Assignment =>
Would you give the listing again exactly, without its images?

Data for this exercise =>
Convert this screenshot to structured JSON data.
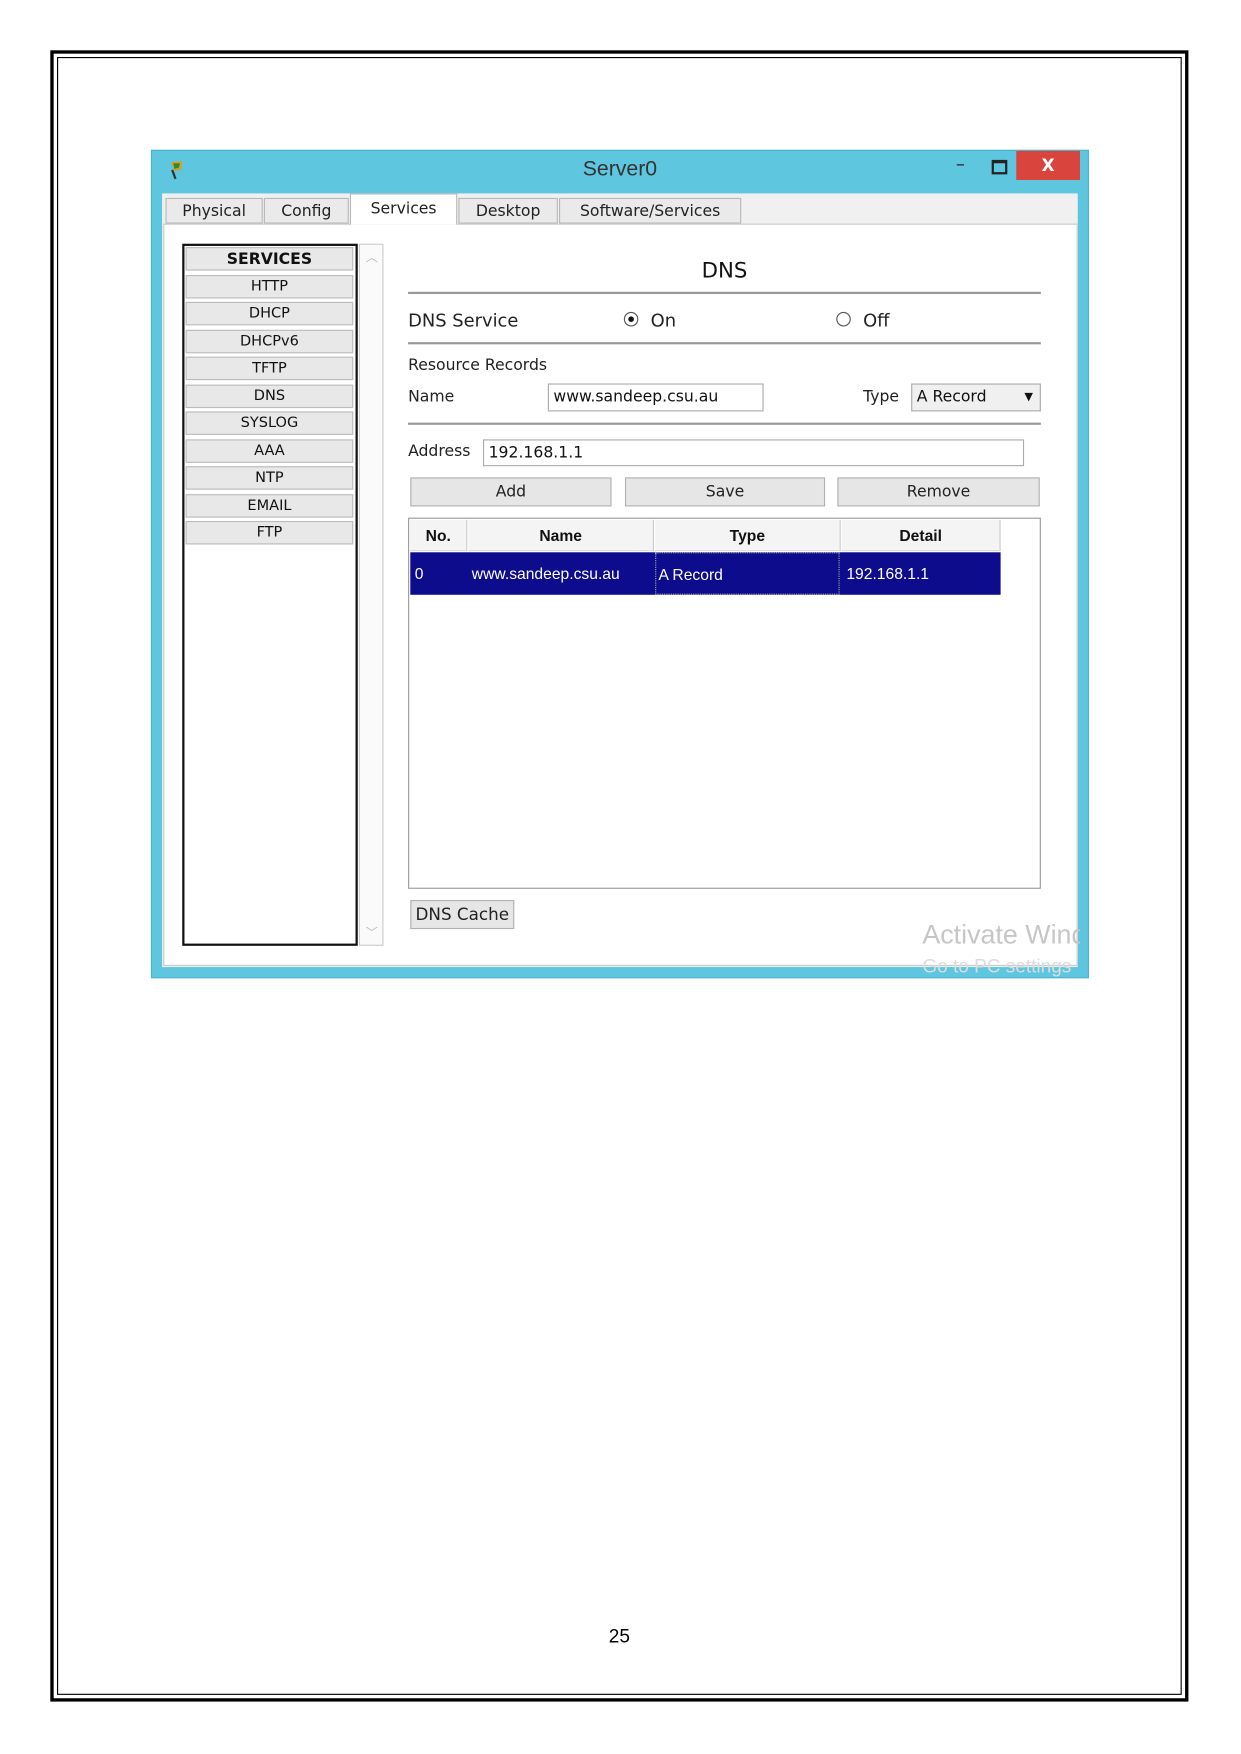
{
  "window": {
    "title": "Server0",
    "minimize": "–",
    "close": "X",
    "accent": "#5fc6e0",
    "close_color": "#d9453d"
  },
  "tabs": [
    {
      "label": "Physical"
    },
    {
      "label": "Config"
    },
    {
      "label": "Services",
      "active": true
    },
    {
      "label": "Desktop"
    },
    {
      "label": "Software/Services"
    }
  ],
  "sidebar": {
    "header": "SERVICES",
    "items": [
      "HTTP",
      "DHCP",
      "DHCPv6",
      "TFTP",
      "DNS",
      "SYSLOG",
      "AAA",
      "NTP",
      "EMAIL",
      "FTP"
    ]
  },
  "dns": {
    "heading": "DNS",
    "service_label": "DNS Service",
    "on_label": "On",
    "off_label": "Off",
    "service_state": "On",
    "resource_records_label": "Resource Records",
    "name_label": "Name",
    "name_value": "www.sandeep.csu.au",
    "type_label": "Type",
    "type_value": "A Record",
    "address_label": "Address",
    "address_value": "192.168.1.1",
    "add_label": "Add",
    "save_label": "Save",
    "remove_label": "Remove",
    "table": {
      "headers": [
        "No.",
        "Name",
        "Type",
        "Detail"
      ],
      "rows": [
        [
          "0",
          "www.sandeep.csu.au",
          "A Record",
          "192.168.1.1"
        ]
      ],
      "selected_color": "#0c0c8c"
    },
    "dns_cache_label": "DNS Cache"
  },
  "watermark": {
    "line1": "Activate Windows",
    "line2": "Go to PC settings"
  },
  "page_number": "25"
}
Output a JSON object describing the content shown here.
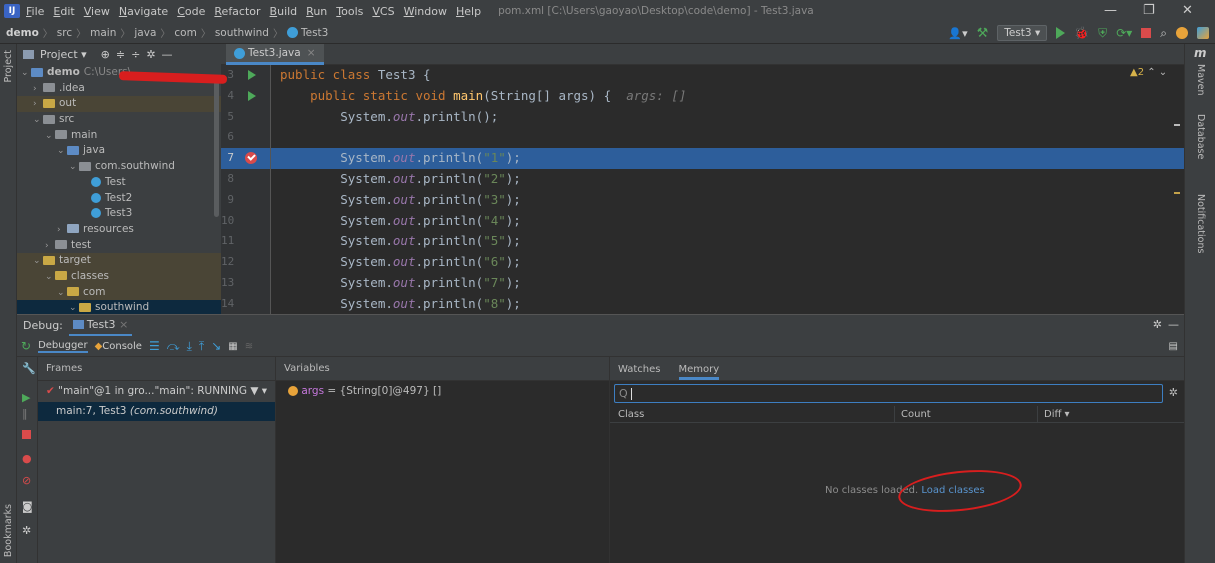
{
  "menu": {
    "items": [
      "File",
      "Edit",
      "View",
      "Navigate",
      "Code",
      "Refactor",
      "Build",
      "Run",
      "Tools",
      "VCS",
      "Window",
      "Help"
    ],
    "window_title": "pom.xml [C:\\Users\\gaoyao\\Desktop\\code\\demo] - Test3.java"
  },
  "navbar": {
    "crumbs": [
      "demo",
      "src",
      "main",
      "java",
      "com",
      "southwind",
      "Test3"
    ],
    "run_config": "Test3"
  },
  "project": {
    "header_label": "Project",
    "tree": [
      {
        "label": "demo",
        "extra": "C:\\Users\\",
        "indent": 0,
        "chev": "v",
        "type": "b"
      },
      {
        "label": ".idea",
        "indent": 1,
        "chev": ">",
        "type": "g"
      },
      {
        "label": "out",
        "indent": 1,
        "chev": ">",
        "type": "o",
        "excl": true
      },
      {
        "label": "src",
        "indent": 1,
        "chev": "v",
        "type": "g"
      },
      {
        "label": "main",
        "indent": 2,
        "chev": "v",
        "type": "g"
      },
      {
        "label": "java",
        "indent": 3,
        "chev": "v",
        "type": "b"
      },
      {
        "label": "com.southwind",
        "indent": 4,
        "chev": "v",
        "type": "g"
      },
      {
        "label": "Test",
        "indent": 5,
        "chev": "",
        "type": "c"
      },
      {
        "label": "Test2",
        "indent": 5,
        "chev": "",
        "type": "c"
      },
      {
        "label": "Test3",
        "indent": 5,
        "chev": "",
        "type": "c"
      },
      {
        "label": "resources",
        "indent": 3,
        "chev": ">",
        "type": "res"
      },
      {
        "label": "test",
        "indent": 2,
        "chev": ">",
        "type": "g"
      },
      {
        "label": "target",
        "indent": 1,
        "chev": "v",
        "type": "o",
        "excl": true
      },
      {
        "label": "classes",
        "indent": 2,
        "chev": "v",
        "type": "o",
        "excl": true
      },
      {
        "label": "com",
        "indent": 3,
        "chev": "v",
        "type": "o",
        "excl": true
      },
      {
        "label": "southwind",
        "indent": 4,
        "chev": "v",
        "type": "o",
        "sel": true
      }
    ]
  },
  "editor": {
    "tab_label": "Test3.java",
    "warnings": "▲2",
    "line_numbers": [
      "3",
      "4",
      "5",
      "6",
      "7",
      "8",
      "9",
      "10",
      "11",
      "12",
      "13",
      "14"
    ],
    "lines": {
      "l3_kw": "public class ",
      "l3_name": "Test3 {",
      "l4_kw": "    public static void ",
      "l4_fn": "main",
      "l4_rest": "(String[] args) {  ",
      "l4_hint": "args: []",
      "l5": "        System.",
      "out": "out",
      "pre": ".println(",
      "l5_end": ");",
      "strings": [
        "\"1\"",
        "\"2\"",
        "\"3\"",
        "\"4\"",
        "\"5\"",
        "\"6\"",
        "\"7\"",
        "\"8\""
      ]
    }
  },
  "debug": {
    "label": "Debug:",
    "session": "Test3",
    "tab_debugger": "Debugger",
    "tab_console": "Console",
    "frames_title": "Frames",
    "thread": "\"main\"@1 in gro...\"main\": RUNNING",
    "frame_main": "main:7, Test3",
    "frame_pkg": "(com.southwind)",
    "variables_title": "Variables",
    "var_name": "args",
    "var_value": " = {String[0]@497} []",
    "watches_tab": "Watches",
    "memory_tab": "Memory",
    "search_placeholder": "Q",
    "col_class": "Class",
    "col_count": "Count",
    "col_diff": "Diff ▾",
    "empty_text": "No classes loaded.",
    "load_link": "Load classes"
  },
  "stripes": {
    "left_top": "Project",
    "left_bottom": "Bookmarks",
    "right": [
      "Maven",
      "Database",
      "Notifications"
    ]
  }
}
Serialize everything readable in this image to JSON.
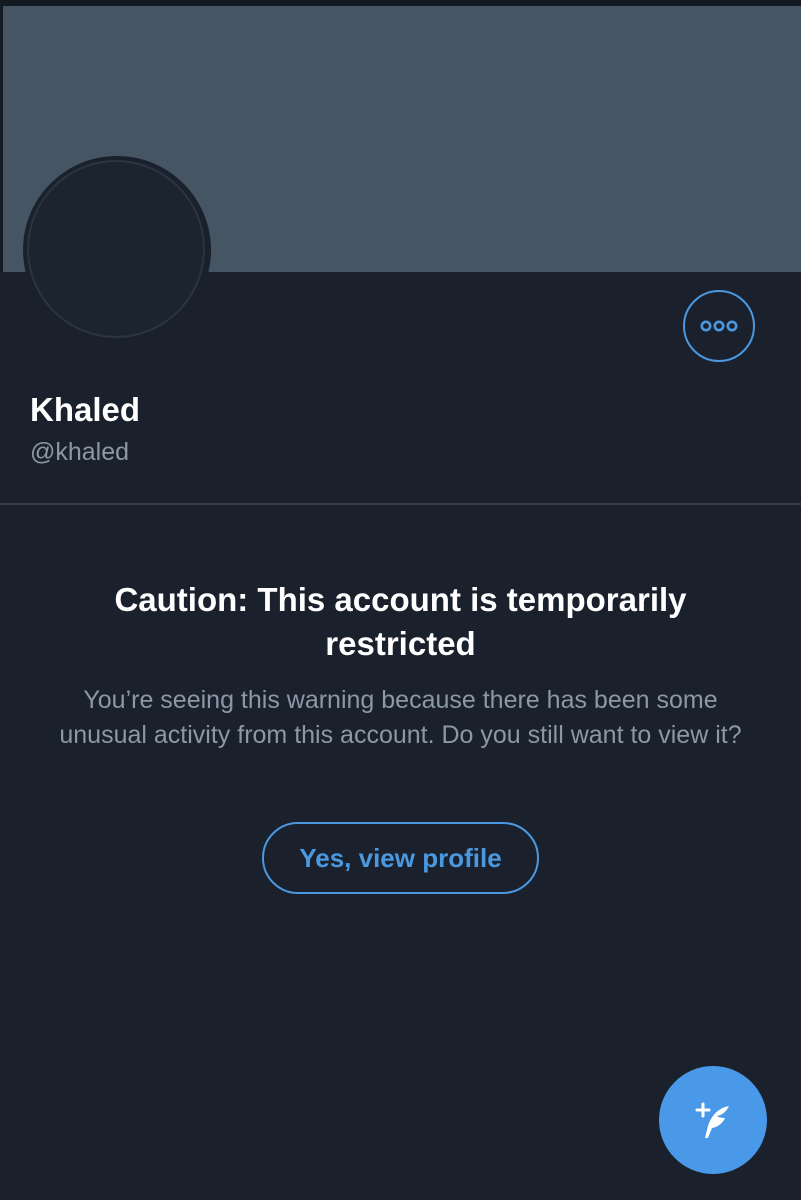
{
  "profile": {
    "display_name": "Khaled",
    "handle": "@khaled"
  },
  "warning": {
    "title": "Caution: This account is temporarily restricted",
    "body": "You’re seeing this warning because there has been some unusual activity from this account. Do you still want to view it?",
    "button_label": "Yes, view profile"
  },
  "icons": {
    "more": "more-options-icon",
    "compose": "compose-tweet-icon"
  },
  "colors": {
    "background": "#1a212c",
    "banner": "#455564",
    "accent": "#4a98e0",
    "secondary_text": "#8b98a5"
  }
}
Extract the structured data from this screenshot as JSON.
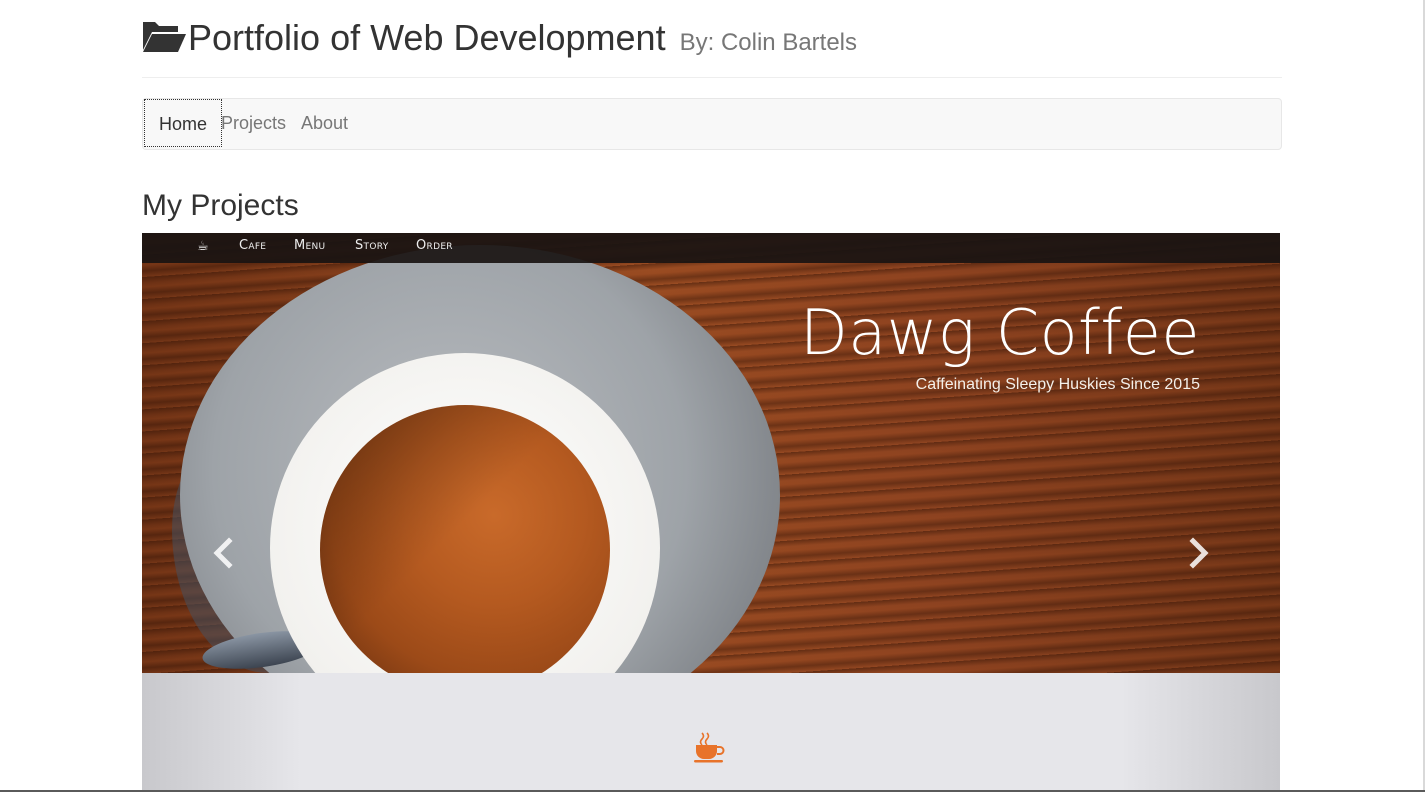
{
  "header": {
    "icon": "folder-open-icon",
    "title": "Portfolio of Web Development",
    "subtitle": "By: Colin Bartels"
  },
  "nav": {
    "items": [
      {
        "label": "Home",
        "active": true
      },
      {
        "label": "Projects",
        "active": false
      },
      {
        "label": "About",
        "active": false
      }
    ]
  },
  "section": {
    "title": "My Projects"
  },
  "carousel": {
    "slide": {
      "site_nav": {
        "icon": "coffee-cup-icon",
        "items": [
          "Cafe",
          "Menu",
          "Story",
          "Order"
        ]
      },
      "title": "Dawg Coffee",
      "subtitle": "Caffeinating Sleepy Huskies Since 2015",
      "footer_icon": "coffee-cup-icon"
    },
    "prev_icon": "chevron-left-icon",
    "next_icon": "chevron-right-icon"
  },
  "colors": {
    "accent_orange": "#e8732a",
    "nav_bg": "#f8f8f8",
    "text": "#333333",
    "muted": "#777777"
  }
}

Your response =>
Convert this screenshot to structured JSON data.
{
  "window": {
    "title": "Server0",
    "minimize": "–",
    "close": "X",
    "accent": "#5fc6e0",
    "close_color": "#d9453d"
  },
  "tabs": [
    {
      "label": "Physical"
    },
    {
      "label": "Config"
    },
    {
      "label": "Services",
      "active": true
    },
    {
      "label": "Desktop"
    },
    {
      "label": "Software/Services"
    }
  ],
  "sidebar": {
    "header": "SERVICES",
    "items": [
      "HTTP",
      "DHCP",
      "DHCPv6",
      "TFTP",
      "DNS",
      "SYSLOG",
      "AAA",
      "NTP",
      "EMAIL",
      "FTP"
    ]
  },
  "dns": {
    "heading": "DNS",
    "service_label": "DNS Service",
    "on_label": "On",
    "off_label": "Off",
    "service_state": "On",
    "resource_records_label": "Resource Records",
    "name_label": "Name",
    "name_value": "www.sandeep.csu.au",
    "type_label": "Type",
    "type_value": "A Record",
    "address_label": "Address",
    "address_value": "192.168.1.1",
    "add_label": "Add",
    "save_label": "Save",
    "remove_label": "Remove",
    "table": {
      "headers": [
        "No.",
        "Name",
        "Type",
        "Detail"
      ],
      "rows": [
        [
          "0",
          "www.sandeep.csu.au",
          "A Record",
          "192.168.1.1"
        ]
      ],
      "selected_color": "#0c0c8c"
    },
    "dns_cache_label": "DNS Cache"
  },
  "watermark": {
    "line1": "Activate Windows",
    "line2": "Go to PC settings"
  },
  "page_number": "25"
}
Output a JSON object describing the content shown here.
{
  "menu": {
    "items": [
      "File",
      "Edit",
      "View",
      "Navigate",
      "Code",
      "Refactor",
      "Build",
      "Run",
      "Tools",
      "VCS",
      "Window",
      "Help"
    ],
    "window_title": "pom.xml [C:\\Users\\gaoyao\\Desktop\\code\\demo] - Test3.java"
  },
  "navbar": {
    "crumbs": [
      "demo",
      "src",
      "main",
      "java",
      "com",
      "southwind",
      "Test3"
    ],
    "run_config": "Test3"
  },
  "project": {
    "header_label": "Project",
    "tree": [
      {
        "label": "demo",
        "extra": "C:\\Users\\",
        "indent": 0,
        "chev": "v",
        "type": "b"
      },
      {
        "label": ".idea",
        "indent": 1,
        "chev": ">",
        "type": "g"
      },
      {
        "label": "out",
        "indent": 1,
        "chev": ">",
        "type": "o",
        "excl": true
      },
      {
        "label": "src",
        "indent": 1,
        "chev": "v",
        "type": "g"
      },
      {
        "label": "main",
        "indent": 2,
        "chev": "v",
        "type": "g"
      },
      {
        "label": "java",
        "indent": 3,
        "chev": "v",
        "type": "b"
      },
      {
        "label": "com.southwind",
        "indent": 4,
        "chev": "v",
        "type": "g"
      },
      {
        "label": "Test",
        "indent": 5,
        "chev": "",
        "type": "c"
      },
      {
        "label": "Test2",
        "indent": 5,
        "chev": "",
        "type": "c"
      },
      {
        "label": "Test3",
        "indent": 5,
        "chev": "",
        "type": "c"
      },
      {
        "label": "resources",
        "indent": 3,
        "chev": ">",
        "type": "res"
      },
      {
        "label": "test",
        "indent": 2,
        "chev": ">",
        "type": "g"
      },
      {
        "label": "target",
        "indent": 1,
        "chev": "v",
        "type": "o",
        "excl": true
      },
      {
        "label": "classes",
        "indent": 2,
        "chev": "v",
        "type": "o",
        "excl": true
      },
      {
        "label": "com",
        "indent": 3,
        "chev": "v",
        "type": "o",
        "excl": true
      },
      {
        "label": "southwind",
        "indent": 4,
        "chev": "v",
        "type": "o",
        "sel": true
      }
    ]
  },
  "editor": {
    "tab_label": "Test3.java",
    "warnings": "▲2",
    "line_numbers": [
      "3",
      "4",
      "5",
      "6",
      "7",
      "8",
      "9",
      "10",
      "11",
      "12",
      "13",
      "14"
    ],
    "lines": {
      "l3_kw": "public class ",
      "l3_name": "Test3 {",
      "l4_kw": "    public static void ",
      "l4_fn": "main",
      "l4_rest": "(String[] args) {  ",
      "l4_hint": "args: []",
      "l5": "        System.",
      "out": "out",
      "pre": ".println(",
      "l5_end": ");",
      "strings": [
        "\"1\"",
        "\"2\"",
        "\"3\"",
        "\"4\"",
        "\"5\"",
        "\"6\"",
        "\"7\"",
        "\"8\""
      ]
    }
  },
  "debug": {
    "label": "Debug:",
    "session": "Test3",
    "tab_debugger": "Debugger",
    "tab_console": "Console",
    "frames_title": "Frames",
    "thread": "\"main\"@1 in gro...\"main\": RUNNING",
    "frame_main": "main:7, Test3",
    "frame_pkg": "(com.southwind)",
    "variables_title": "Variables",
    "var_name": "args",
    "var_value": " = {String[0]@497} []",
    "watches_tab": "Watches",
    "memory_tab": "Memory",
    "search_placeholder": "Q",
    "col_class": "Class",
    "col_count": "Count",
    "col_diff": "Diff ▾",
    "empty_text": "No classes loaded.",
    "load_link": "Load classes"
  },
  "stripes": {
    "left_top": "Project",
    "left_bottom": "Bookmarks",
    "right": [
      "Maven",
      "Database",
      "Notifications"
    ]
  }
}
Serialize everything readable in this image to JSON.
{
  "profile": {
    "display_name": "Khaled",
    "handle": "@khaled"
  },
  "warning": {
    "title": "Caution: This account is temporarily restricted",
    "body": "You’re seeing this warning because there has been some unusual activity from this account. Do you still want to view it?",
    "button_label": "Yes, view profile"
  },
  "icons": {
    "more": "more-options-icon",
    "compose": "compose-tweet-icon"
  },
  "colors": {
    "background": "#1a212c",
    "banner": "#455564",
    "accent": "#4a98e0",
    "secondary_text": "#8b98a5"
  }
}
Extract the structured data from this screenshot as JSON.
{
  "header": {
    "icon": "folder-open-icon",
    "title": "Portfolio of Web Development",
    "subtitle": "By: Colin Bartels"
  },
  "nav": {
    "items": [
      {
        "label": "Home",
        "active": true
      },
      {
        "label": "Projects",
        "active": false
      },
      {
        "label": "About",
        "active": false
      }
    ]
  },
  "section": {
    "title": "My Projects"
  },
  "carousel": {
    "slide": {
      "site_nav": {
        "icon": "coffee-cup-icon",
        "items": [
          "Cafe",
          "Menu",
          "Story",
          "Order"
        ]
      },
      "title": "Dawg Coffee",
      "subtitle": "Caffeinating Sleepy Huskies Since 2015",
      "footer_icon": "coffee-cup-icon"
    },
    "prev_icon": "chevron-left-icon",
    "next_icon": "chevron-right-icon"
  },
  "colors": {
    "accent_orange": "#e8732a",
    "nav_bg": "#f8f8f8",
    "text": "#333333",
    "muted": "#777777"
  }
}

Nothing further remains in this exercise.